■ **WHAT YOU HAVE TO DO**
Output every entry exactly as written, but omit the pictures.

■ **RECORDED INFORMATION**
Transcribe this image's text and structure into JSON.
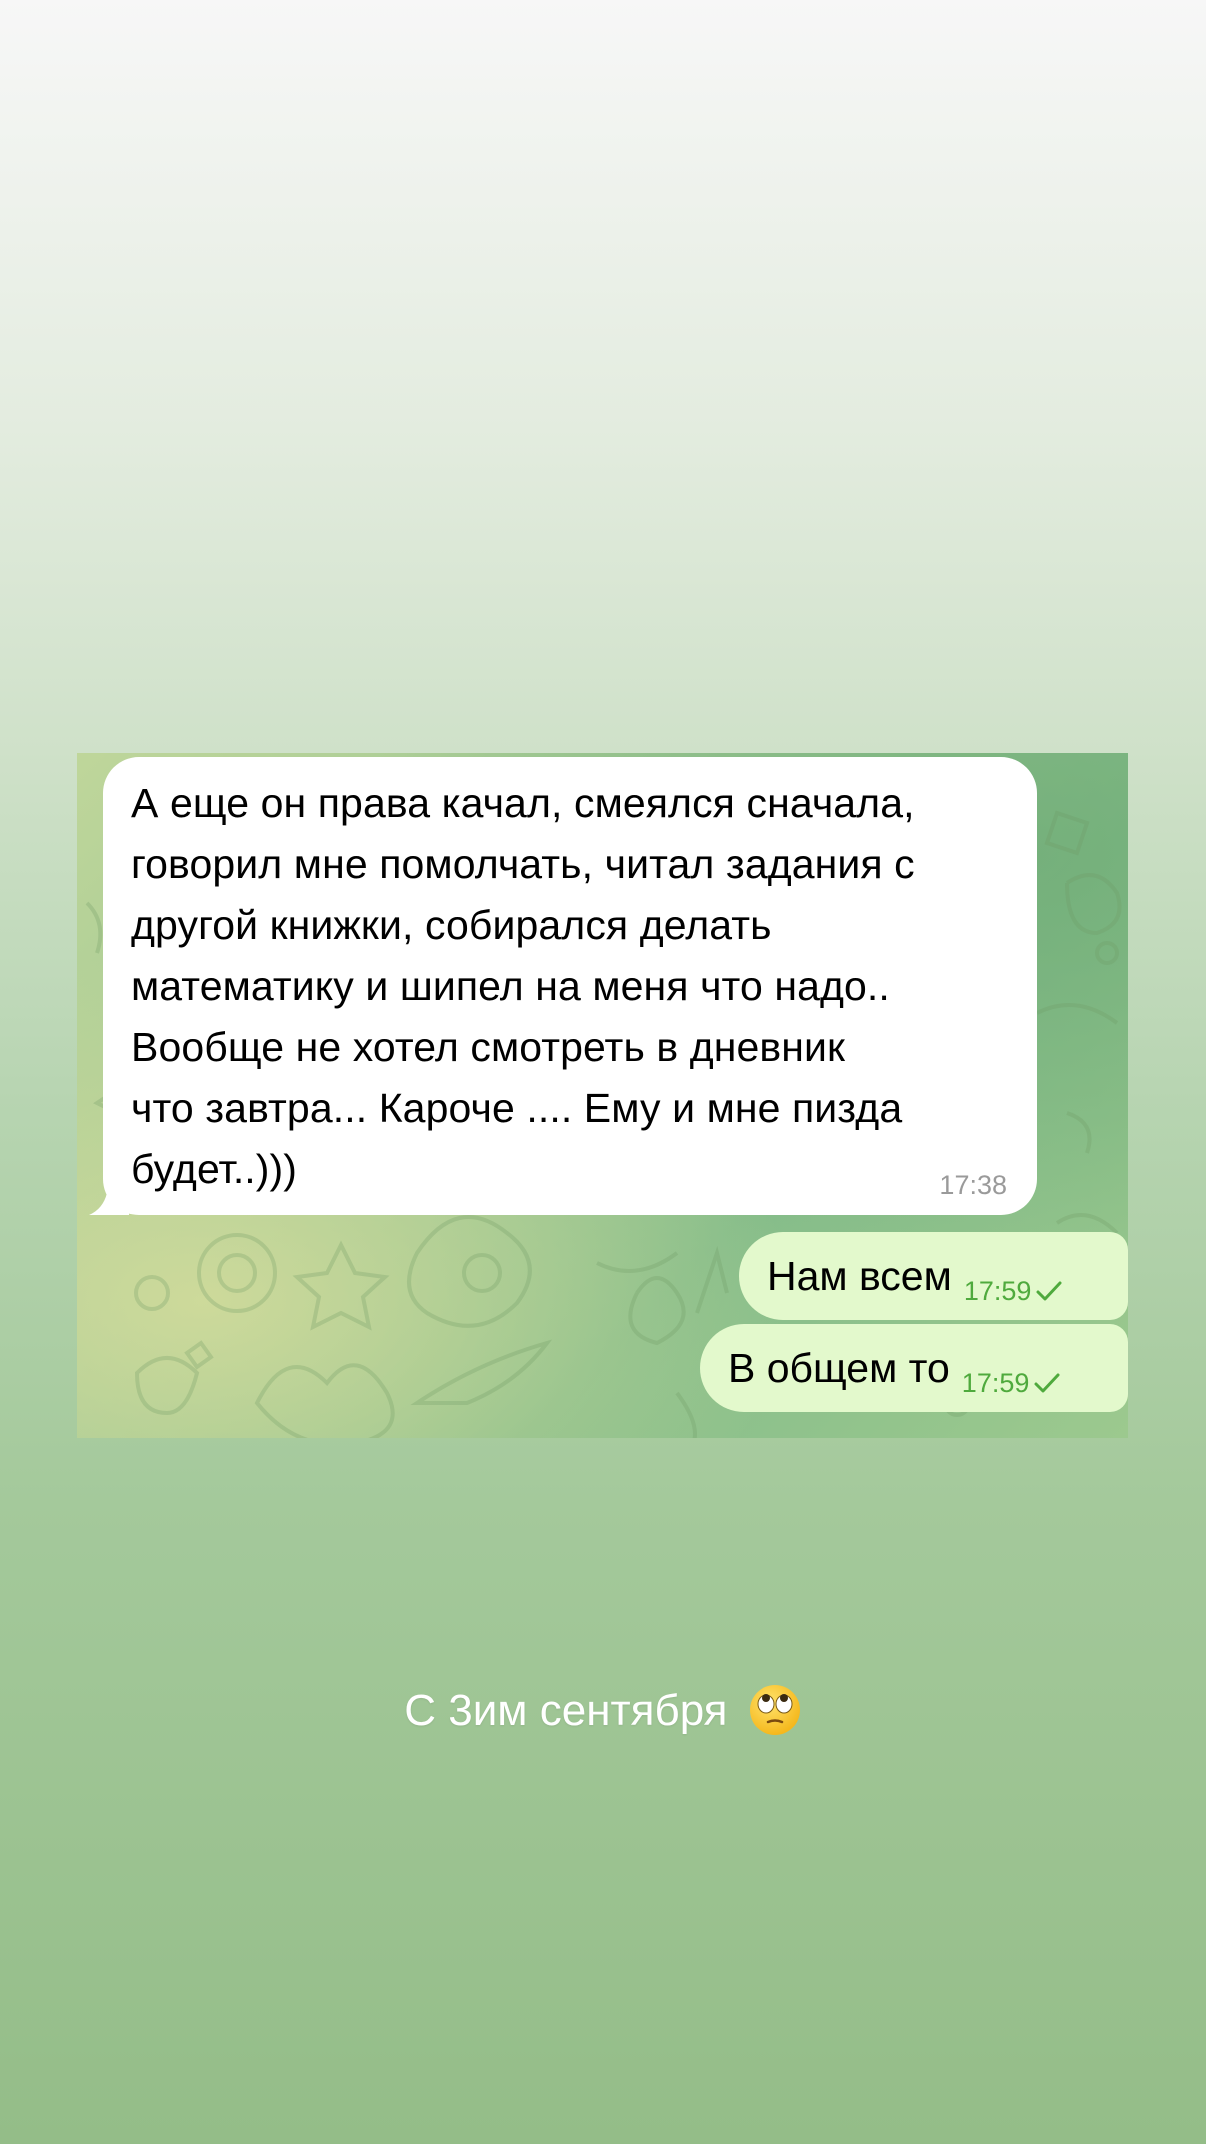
{
  "messages": [
    {
      "direction": "incoming",
      "text": "А еще он права качал, смеялся сначала,\nговорил мне помолчать, читал задания с\nдругой книжки, собирался делать\nматематику и шипел на меня что надо..\nВообще не хотел смотреть в дневник\nчто завтра... Кароче .... Ему и мне пизда\nбудет..)))",
      "time": "17:38"
    },
    {
      "direction": "outgoing",
      "text": "Нам всем",
      "time": "17:59",
      "status": "sent-check-icon"
    },
    {
      "direction": "outgoing",
      "text": "В общем то",
      "time": "17:59",
      "status": "sent-check-icon"
    }
  ],
  "caption": {
    "text": "С 3им сентября",
    "emoji": "face-with-rolling-eyes"
  },
  "colors": {
    "incoming_bubble": "#ffffff",
    "outgoing_bubble": "#e3f9cc",
    "outgoing_meta": "#4faa3d",
    "incoming_time": "#9a9a9a",
    "caption": "#ffffff"
  }
}
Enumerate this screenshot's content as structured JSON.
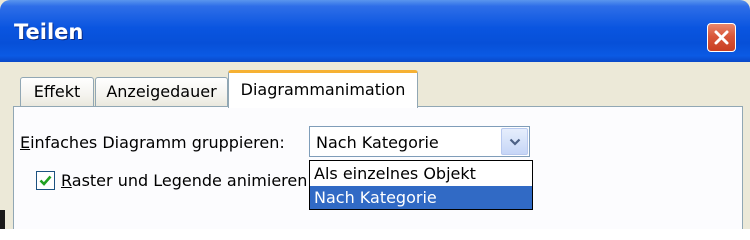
{
  "window": {
    "title": "Teilen"
  },
  "tabs": [
    {
      "label": "Effekt",
      "active": false
    },
    {
      "label": "Anzeigedauer",
      "active": false
    },
    {
      "label": "Diagrammanimation",
      "active": true
    }
  ],
  "group": {
    "label_mnemonic": "E",
    "label_rest": "infaches Diagramm gruppieren:",
    "selected": "Nach Kategorie",
    "options": [
      "Als einzelnes Objekt",
      "Nach Kategorie"
    ],
    "highlighted_option": "Nach Kategorie"
  },
  "animate": {
    "checked": true,
    "label_mnemonic": "R",
    "label_rest": "aster und Legende animieren"
  },
  "colors": {
    "titlebar": "#0a55e0",
    "selection": "#316ac5",
    "active_tab_accent": "#f6b133",
    "close_button": "#d9573a"
  },
  "icons": {
    "close": "close-icon",
    "dropdown": "chevron-down-icon",
    "check": "checkmark-icon"
  }
}
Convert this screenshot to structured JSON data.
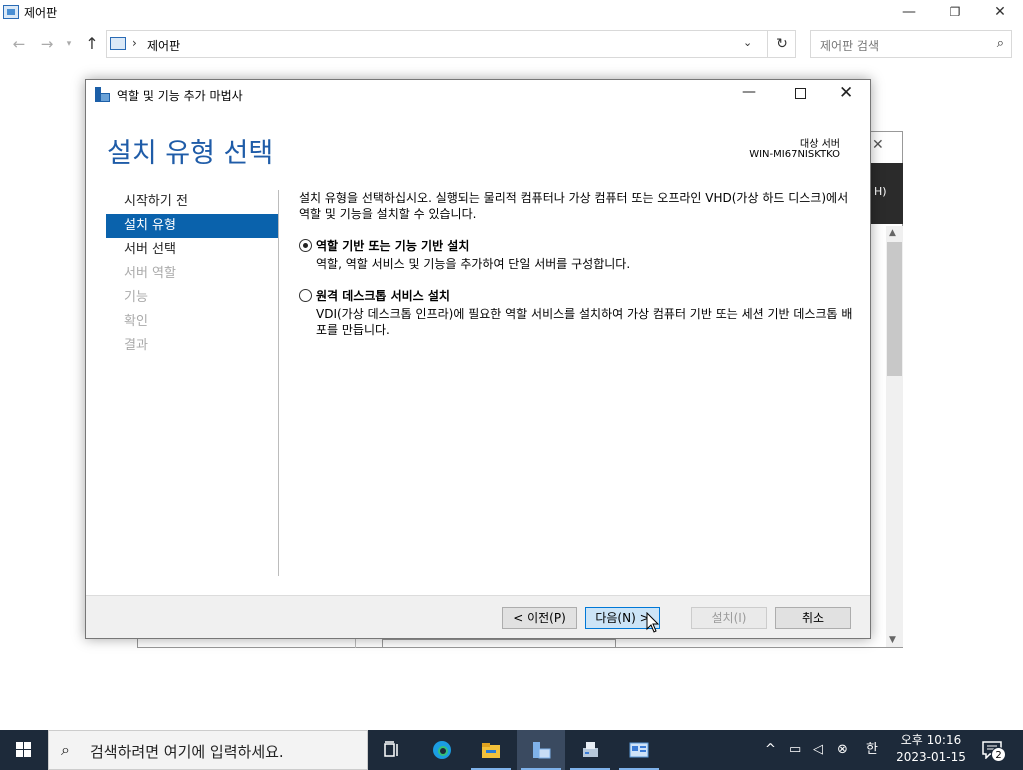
{
  "control_panel": {
    "title": "제어판",
    "address": "제어판",
    "search_placeholder": "제어판 검색",
    "min_glyph": "—",
    "max_glyph": "❐",
    "close_glyph": "✕"
  },
  "background_window": {
    "fragment": "H)"
  },
  "wizard": {
    "title": "역할 및 기능 추가 마법사",
    "heading": "설치 유형 선택",
    "target_label": "대상 서버",
    "target_server": "WIN-MI67NISKTKO",
    "nav": [
      {
        "label": "시작하기 전",
        "state": "normal"
      },
      {
        "label": "설치 유형",
        "state": "active"
      },
      {
        "label": "서버 선택",
        "state": "normal"
      },
      {
        "label": "서버 역할",
        "state": "disabled"
      },
      {
        "label": "기능",
        "state": "disabled"
      },
      {
        "label": "확인",
        "state": "disabled"
      },
      {
        "label": "결과",
        "state": "disabled"
      }
    ],
    "description": "설치 유형을 선택하십시오. 실행되는 물리적 컴퓨터나 가상 컴퓨터 또는 오프라인 VHD(가상 하드 디스크)에서 역할 및 기능을 설치할 수 있습니다.",
    "options": [
      {
        "title": "역할 기반 또는 기능 기반 설치",
        "desc": "역할, 역할 서비스 및 기능을 추가하여 단일 서버를 구성합니다.",
        "selected": true
      },
      {
        "title": "원격 데스크톱 서비스 설치",
        "desc": "VDI(가상 데스크톱 인프라)에 필요한 역할 서비스를 설치하여 가상 컴퓨터 기반 또는 세션 기반 데스크톱 배포를 만듭니다.",
        "selected": false
      }
    ],
    "buttons": {
      "prev": "< 이전(P)",
      "next": "다음(N) >",
      "install": "설치(I)",
      "cancel": "취소"
    }
  },
  "taskbar": {
    "search_placeholder": "검색하려면 여기에 입력하세요.",
    "ime": "한",
    "time": "오후 10:16",
    "date": "2023-01-15",
    "notification_count": "2"
  },
  "colors": {
    "accent": "#0a62ac",
    "heading": "#1f5ca8",
    "taskbar": "#1d2a3a"
  }
}
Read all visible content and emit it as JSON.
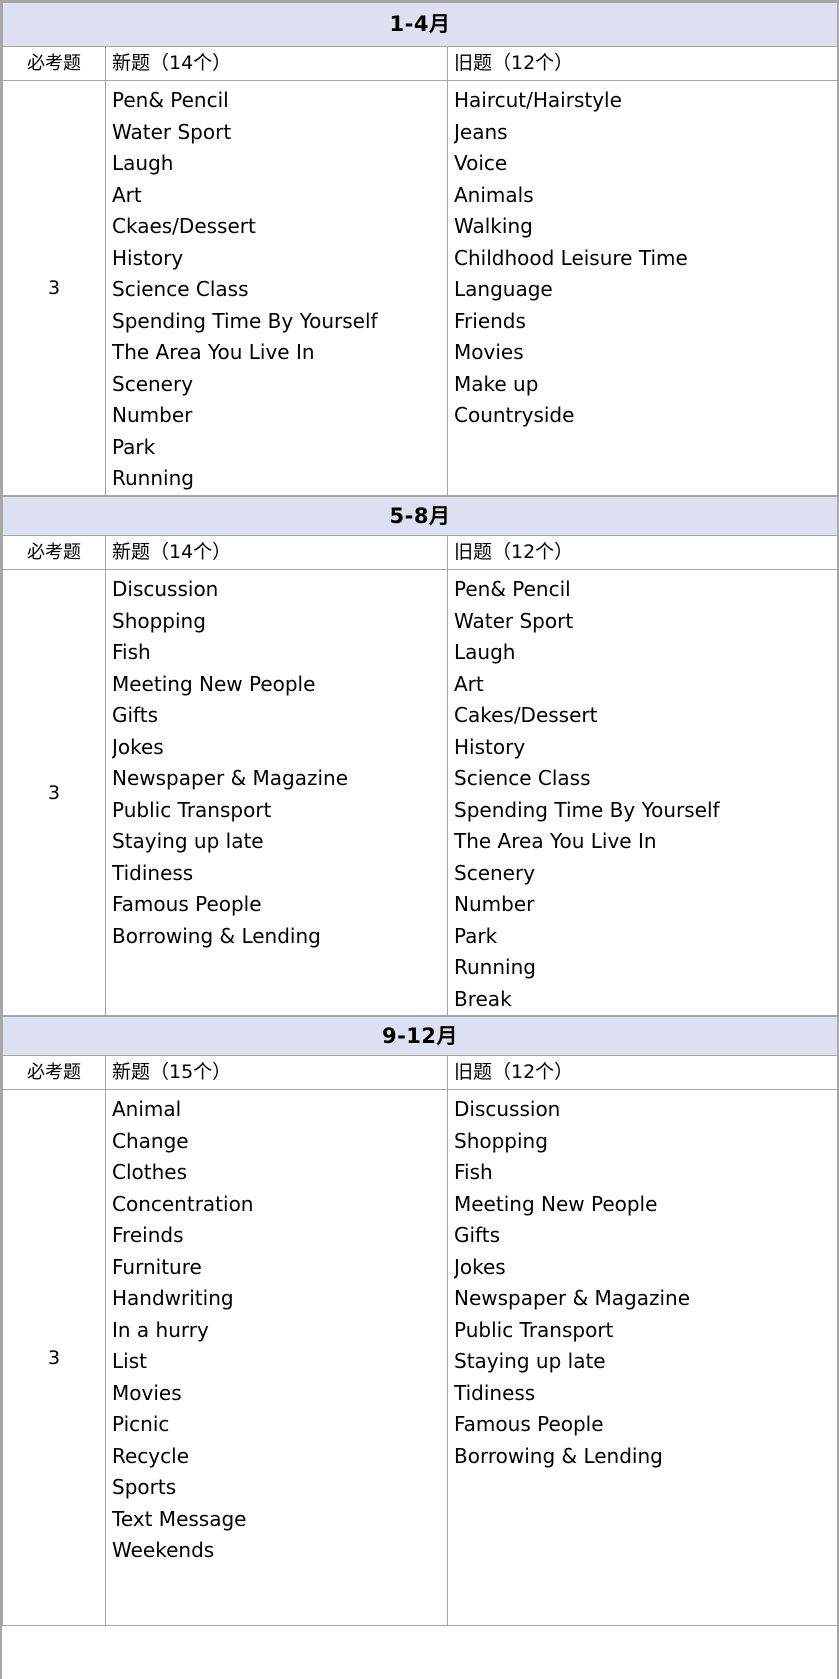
{
  "colors": {
    "banner_background": "#dce0f0",
    "grid_line": "#a6a6a6",
    "text": "#000000",
    "page_background": "#ffffff"
  },
  "columns": {
    "must_label": "必考题",
    "new_label_prefix": "新题",
    "old_label_prefix": "旧题"
  },
  "blocks": [
    {
      "banner": "1-4月",
      "must_header": "必考题",
      "new_header": "新题（14个）",
      "old_header": "旧题（12个）",
      "must_value": "3",
      "new_items": [
        "Pen& Pencil",
        "Water Sport",
        "Laugh",
        "Art",
        "Ckaes/Dessert",
        "History",
        "Science Class",
        "Spending Time By Yourself",
        "The Area You Live In",
        "Scenery",
        "Number",
        "Park",
        "Running"
      ],
      "old_items": [
        "Haircut/Hairstyle",
        "Jeans",
        "Voice",
        "Animals",
        "Walking",
        "Childhood Leisure Time",
        "Language",
        "Friends",
        "Movies",
        "Make up",
        "Countryside"
      ]
    },
    {
      "banner": "5-8月",
      "must_header": "必考题",
      "new_header": "新题（14个）",
      "old_header": "旧题（12个）",
      "must_value": "3",
      "new_items": [
        "Discussion",
        "Shopping",
        "Fish",
        "Meeting New People",
        "Gifts",
        "Jokes",
        "Newspaper & Magazine",
        "Public Transport",
        "Staying up late",
        "Tidiness",
        "Famous People",
        "Borrowing & Lending"
      ],
      "old_items": [
        "Pen& Pencil",
        "Water Sport",
        "Laugh",
        "Art",
        "Cakes/Dessert",
        "History",
        "Science Class",
        "Spending Time By Yourself",
        "The Area You Live In",
        "Scenery",
        "Number",
        "Park",
        "Running",
        "Break"
      ]
    },
    {
      "banner": "9-12月",
      "must_header": "必考题",
      "new_header": "新题（15个）",
      "old_header": "旧题（12个）",
      "must_value": "3",
      "new_items": [
        "Animal",
        "Change",
        "Clothes",
        "Concentration",
        "Freinds",
        "Furniture",
        "Handwriting",
        "In a hurry",
        "List",
        "Movies",
        "Picnic",
        "Recycle",
        "Sports",
        "Text Message",
        "Weekends"
      ],
      "old_items": [
        "Discussion",
        "Shopping",
        "Fish",
        "Meeting New People",
        "Gifts",
        "Jokes",
        "Newspaper & Magazine",
        "Public Transport",
        "Staying up late",
        "Tidiness",
        "Famous People",
        "Borrowing & Lending"
      ]
    }
  ]
}
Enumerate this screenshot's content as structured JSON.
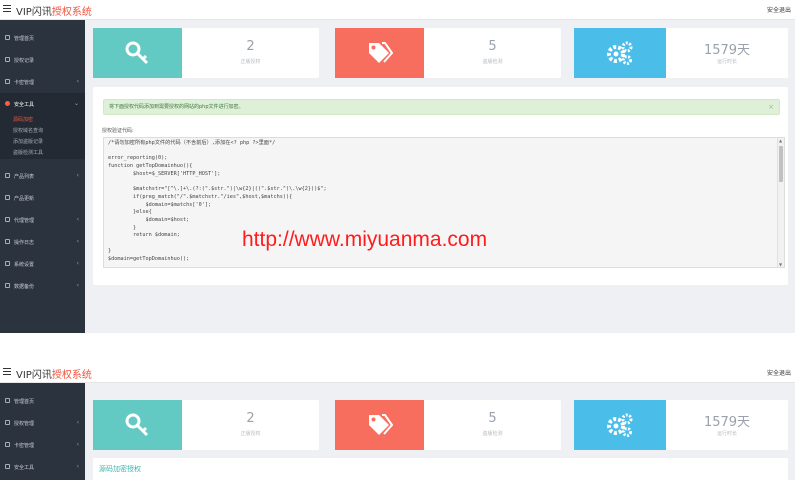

■ **RESULT OF THE TASK**
Transcribe this image's text and structure into JSON.
{
  "messages": [
    {
      "direction": "incoming",
      "text": "А еще он права качал, смеялся сначала,\nговорил мне помолчать, читал задания с\nдругой книжки, собирался делать\nматематику и шипел на меня что надо..\nВообще не хотел смотреть в дневник\nчто завтра... Кароче .... Ему и мне пизда\nбудет..)))",
      "time": "17:38"
    },
    {
      "direction": "outgoing",
      "text": "Нам всем",
      "time": "17:59",
      "status": "sent-check-icon"
    },
    {
      "direction": "outgoing",
      "text": "В общем то",
      "time": "17:59",
      "status": "sent-check-icon"
    }
  ],
  "caption": {
    "text": "С 3им сентября",
    "emoji": "face-with-rolling-eyes"
  },
  "colors": {
    "incoming_bubble": "#ffffff",
    "outgoing_bubble": "#e3f9cc",
    "outgoing_meta": "#4faa3d",
    "incoming_time": "#9a9a9a",
    "caption": "#ffffff"
  }
}
Enumerate this screenshot's content as structured JSON.
{
  "window": {
    "title": "Teilen"
  },
  "tabs": [
    {
      "label": "Effekt",
      "active": false
    },
    {
      "label": "Anzeigedauer",
      "active": false
    },
    {
      "label": "Diagrammanimation",
      "active": true
    }
  ],
  "group": {
    "label_mnemonic": "E",
    "label_rest": "infaches Diagramm gruppieren:",
    "selected": "Nach Kategorie",
    "options": [
      "Als einzelnes Objekt",
      "Nach Kategorie"
    ],
    "highlighted_option": "Nach Kategorie"
  },
  "animate": {
    "checked": true,
    "label_mnemonic": "R",
    "label_rest": "aster und Legende animieren"
  },
  "colors": {
    "titlebar": "#0a55e0",
    "selection": "#316ac5",
    "active_tab_accent": "#f6b133",
    "close_button": "#d9573a"
  },
  "icons": {
    "close": "close-icon",
    "dropdown": "chevron-down-icon",
    "check": "checkmark-icon"
  }
}
Convert this screenshot to structured JSON data.
{
  "control_panel": {
    "title": "제어판",
    "address": "제어판",
    "search_placeholder": "제어판 검색",
    "min_glyph": "—",
    "max_glyph": "❐",
    "close_glyph": "✕"
  },
  "background_window": {
    "fragment": "H)"
  },
  "wizard": {
    "title": "역할 및 기능 추가 마법사",
    "heading": "설치 유형 선택",
    "target_label": "대상 서버",
    "target_server": "WIN-MI67NISKTKO",
    "nav": [
      {
        "label": "시작하기 전",
        "state": "normal"
      },
      {
        "label": "설치 유형",
        "state": "active"
      },
      {
        "label": "서버 선택",
        "state": "normal"
      },
      {
        "label": "서버 역할",
        "state": "disabled"
      },
      {
        "label": "기능",
        "state": "disabled"
      },
      {
        "label": "확인",
        "state": "disabled"
      },
      {
        "label": "결과",
        "state": "disabled"
      }
    ],
    "description": "설치 유형을 선택하십시오. 실행되는 물리적 컴퓨터나 가상 컴퓨터 또는 오프라인 VHD(가상 하드 디스크)에서 역할 및 기능을 설치할 수 있습니다.",
    "options": [
      {
        "title": "역할 기반 또는 기능 기반 설치",
        "desc": "역할, 역할 서비스 및 기능을 추가하여 단일 서버를 구성합니다.",
        "selected": true
      },
      {
        "title": "원격 데스크톱 서비스 설치",
        "desc": "VDI(가상 데스크톱 인프라)에 필요한 역할 서비스를 설치하여 가상 컴퓨터 기반 또는 세션 기반 데스크톱 배포를 만듭니다.",
        "selected": false
      }
    ],
    "buttons": {
      "prev": "< 이전(P)",
      "next": "다음(N) >",
      "install": "설치(I)",
      "cancel": "취소"
    }
  },
  "taskbar": {
    "search_placeholder": "검색하려면 여기에 입력하세요.",
    "ime": "한",
    "time": "오후 10:16",
    "date": "2023-01-15",
    "notification_count": "2"
  },
  "colors": {
    "accent": "#0a62ac",
    "heading": "#1f5ca8",
    "taskbar": "#1d2a3a"
  }
}
Read all visible content and emit it as JSON.
{
  "colors": {
    "banner_background": "#dce0f0",
    "grid_line": "#a6a6a6",
    "text": "#000000",
    "page_background": "#ffffff"
  },
  "columns": {
    "must_label": "必考题",
    "new_label_prefix": "新题",
    "old_label_prefix": "旧题"
  },
  "blocks": [
    {
      "banner": "1-4月",
      "must_header": "必考题",
      "new_header": "新题（14个）",
      "old_header": "旧题（12个）",
      "must_value": "3",
      "new_items": [
        "Pen& Pencil",
        "Water Sport",
        "Laugh",
        "Art",
        "Ckaes/Dessert",
        "History",
        "Science Class",
        "Spending Time By Yourself",
        "The Area You Live In",
        "Scenery",
        "Number",
        "Park",
        "Running"
      ],
      "old_items": [
        "Haircut/Hairstyle",
        "Jeans",
        "Voice",
        "Animals",
        "Walking",
        "Childhood Leisure Time",
        "Language",
        "Friends",
        "Movies",
        "Make up",
        "Countryside"
      ]
    },
    {
      "banner": "5-8月",
      "must_header": "必考题",
      "new_header": "新题（14个）",
      "old_header": "旧题（12个）",
      "must_value": "3",
      "new_items": [
        "Discussion",
        "Shopping",
        "Fish",
        "Meeting New People",
        "Gifts",
        "Jokes",
        "Newspaper & Magazine",
        "Public Transport",
        "Staying up late",
        "Tidiness",
        "Famous People",
        "Borrowing & Lending"
      ],
      "old_items": [
        "Pen& Pencil",
        "Water Sport",
        "Laugh",
        "Art",
        "Cakes/Dessert",
        "History",
        "Science Class",
        "Spending Time By Yourself",
        "The Area You Live In",
        "Scenery",
        "Number",
        "Park",
        "Running",
        "Break"
      ]
    },
    {
      "banner": "9-12月",
      "must_header": "必考题",
      "new_header": "新题（15个）",
      "old_header": "旧题（12个）",
      "must_value": "3",
      "new_items": [
        "Animal",
        "Change",
        "Clothes",
        "Concentration",
        "Freinds",
        "Furniture",
        "Handwriting",
        "In a hurry",
        "List",
        "Movies",
        "Picnic",
        "Recycle",
        "Sports",
        "Text Message",
        "Weekends"
      ],
      "old_items": [
        "Discussion",
        "Shopping",
        "Fish",
        "Meeting New People",
        "Gifts",
        "Jokes",
        "Newspaper & Magazine",
        "Public Transport",
        "Staying up late",
        "Tidiness",
        "Famous People",
        "Borrowing & Lending"
      ]
    }
  ]
}
Enumerate this screenshot's content as structured JSON.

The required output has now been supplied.